- TASK BRIEF
Word for word, repeat the data; no picture should appear in the result.

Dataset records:
Content starts

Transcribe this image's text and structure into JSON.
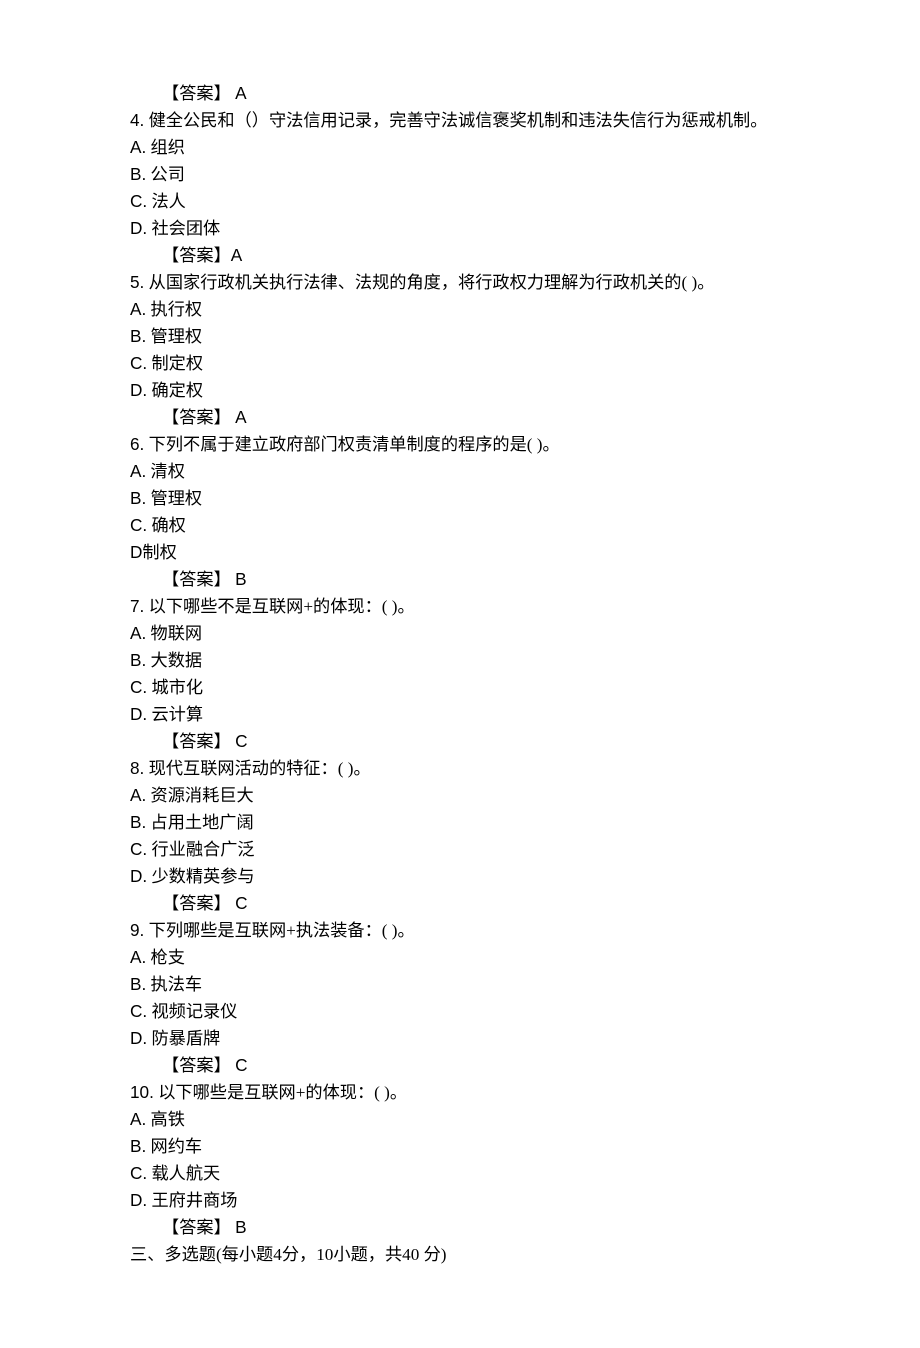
{
  "prev_answer": {
    "label": "【答案】",
    "value": "A"
  },
  "questions": [
    {
      "num": "4.",
      "text": "健全公民和（）守法信用记录，完善守法诚信褒奖机制和违法失信行为惩戒机制。",
      "options": [
        {
          "letter": "A.",
          "text": "组织"
        },
        {
          "letter": "B.",
          "text": "公司"
        },
        {
          "letter": "C.",
          "text": "法人"
        },
        {
          "letter": "D.",
          "text": "社会团体"
        }
      ],
      "answer_label": "【答案】",
      "answer": "A"
    },
    {
      "num": "5.",
      "text": "从国家行政机关执行法律、法规的角度，将行政权力理解为行政机关的( )。",
      "options": [
        {
          "letter": "A.",
          "text": "执行权"
        },
        {
          "letter": "B.",
          "text": "管理权"
        },
        {
          "letter": "C.",
          "text": "制定权"
        },
        {
          "letter": "D.",
          "text": "确定权"
        }
      ],
      "answer_label": "【答案】",
      "answer": "A"
    },
    {
      "num": "6.",
      "text": "下列不属于建立政府部门权责清单制度的程序的是( )。",
      "options": [
        {
          "letter": "A.",
          "text": "清权"
        },
        {
          "letter": "B.",
          "text": "管理权"
        },
        {
          "letter": "C.",
          "text": "确权"
        },
        {
          "letter": "D",
          "text": "制权",
          "no_dot": true
        }
      ],
      "answer_label": "【答案】",
      "answer": "B"
    },
    {
      "num": "7.",
      "text": "以下哪些不是互联网+的体现：( )。",
      "options": [
        {
          "letter": "A.",
          "text": "物联网"
        },
        {
          "letter": "B.",
          "text": "大数据"
        },
        {
          "letter": "C.",
          "text": "城市化"
        },
        {
          "letter": "D.",
          "text": "云计算"
        }
      ],
      "answer_label": "【答案】",
      "answer": "C"
    },
    {
      "num": "8.",
      "text": "现代互联网活动的特征：( )。",
      "options": [
        {
          "letter": "A.",
          "text": "资源消耗巨大"
        },
        {
          "letter": "B.",
          "text": "占用土地广阔"
        },
        {
          "letter": "C.",
          "text": "行业融合广泛"
        },
        {
          "letter": "D.",
          "text": "少数精英参与"
        }
      ],
      "answer_label": "【答案】",
      "answer": "C"
    },
    {
      "num": "9.",
      "text": "下列哪些是互联网+执法装备：( )。",
      "options": [
        {
          "letter": "A.",
          "text": "枪支"
        },
        {
          "letter": "B.",
          "text": "执法车"
        },
        {
          "letter": "C.",
          "text": "视频记录仪"
        },
        {
          "letter": "D.",
          "text": "防暴盾牌"
        }
      ],
      "answer_label": "【答案】",
      "answer": "C"
    },
    {
      "num": "10.",
      "text": "以下哪些是互联网+的体现：( )。",
      "options": [
        {
          "letter": "A.",
          "text": "高铁"
        },
        {
          "letter": "B.",
          "text": "网约车"
        },
        {
          "letter": "C.",
          "text": "载人航天"
        },
        {
          "letter": "D.",
          "text": "王府井商场"
        }
      ],
      "answer_label": "【答案】",
      "answer": "B"
    }
  ],
  "section_header": "三、多选题(每小题4分，10小题，共40 分)"
}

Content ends

- TASK RESPONSE
Transcribe this image's text and structure into JSON.
{
  "prev_answer": {
    "label": "【答案】",
    "value": "A"
  },
  "questions": [
    {
      "num": "4.",
      "text": "健全公民和（）守法信用记录，完善守法诚信褒奖机制和违法失信行为惩戒机制。",
      "options": [
        {
          "letter": "A.",
          "text": "组织"
        },
        {
          "letter": "B.",
          "text": "公司"
        },
        {
          "letter": "C.",
          "text": "法人"
        },
        {
          "letter": "D.",
          "text": "社会团体"
        }
      ],
      "answer_label": "【答案】",
      "answer": "A"
    },
    {
      "num": "5.",
      "text": "从国家行政机关执行法律、法规的角度，将行政权力理解为行政机关的( )。",
      "options": [
        {
          "letter": "A.",
          "text": "执行权"
        },
        {
          "letter": "B.",
          "text": "管理权"
        },
        {
          "letter": "C.",
          "text": "制定权"
        },
        {
          "letter": "D.",
          "text": "确定权"
        }
      ],
      "answer_label": "【答案】",
      "answer": "A"
    },
    {
      "num": "6.",
      "text": "下列不属于建立政府部门权责清单制度的程序的是( )。",
      "options": [
        {
          "letter": "A.",
          "text": "清权"
        },
        {
          "letter": "B.",
          "text": "管理权"
        },
        {
          "letter": "C.",
          "text": "确权"
        },
        {
          "letter": "D",
          "text": "制权",
          "no_dot": true
        }
      ],
      "answer_label": "【答案】",
      "answer": "B"
    },
    {
      "num": "7.",
      "text": "以下哪些不是互联网+的体现：( )。",
      "options": [
        {
          "letter": "A.",
          "text": "物联网"
        },
        {
          "letter": "B.",
          "text": "大数据"
        },
        {
          "letter": "C.",
          "text": "城市化"
        },
        {
          "letter": "D.",
          "text": "云计算"
        }
      ],
      "answer_label": "【答案】",
      "answer": "C"
    },
    {
      "num": "8.",
      "text": "现代互联网活动的特征：( )。",
      "options": [
        {
          "letter": "A.",
          "text": "资源消耗巨大"
        },
        {
          "letter": "B.",
          "text": "占用土地广阔"
        },
        {
          "letter": "C.",
          "text": "行业融合广泛"
        },
        {
          "letter": "D.",
          "text": "少数精英参与"
        }
      ],
      "answer_label": "【答案】",
      "answer": "C"
    },
    {
      "num": "9.",
      "text": "下列哪些是互联网+执法装备：( )。",
      "options": [
        {
          "letter": "A.",
          "text": "枪支"
        },
        {
          "letter": "B.",
          "text": "执法车"
        },
        {
          "letter": "C.",
          "text": "视频记录仪"
        },
        {
          "letter": "D.",
          "text": "防暴盾牌"
        }
      ],
      "answer_label": "【答案】",
      "answer": "C"
    },
    {
      "num": "10.",
      "text": "以下哪些是互联网+的体现：( )。",
      "options": [
        {
          "letter": "A.",
          "text": "高铁"
        },
        {
          "letter": "B.",
          "text": "网约车"
        },
        {
          "letter": "C.",
          "text": "载人航天"
        },
        {
          "letter": "D.",
          "text": "王府井商场"
        }
      ],
      "answer_label": "【答案】",
      "answer": "B"
    }
  ],
  "section_header": "三、多选题(每小题4分，10小题，共40 分)"
}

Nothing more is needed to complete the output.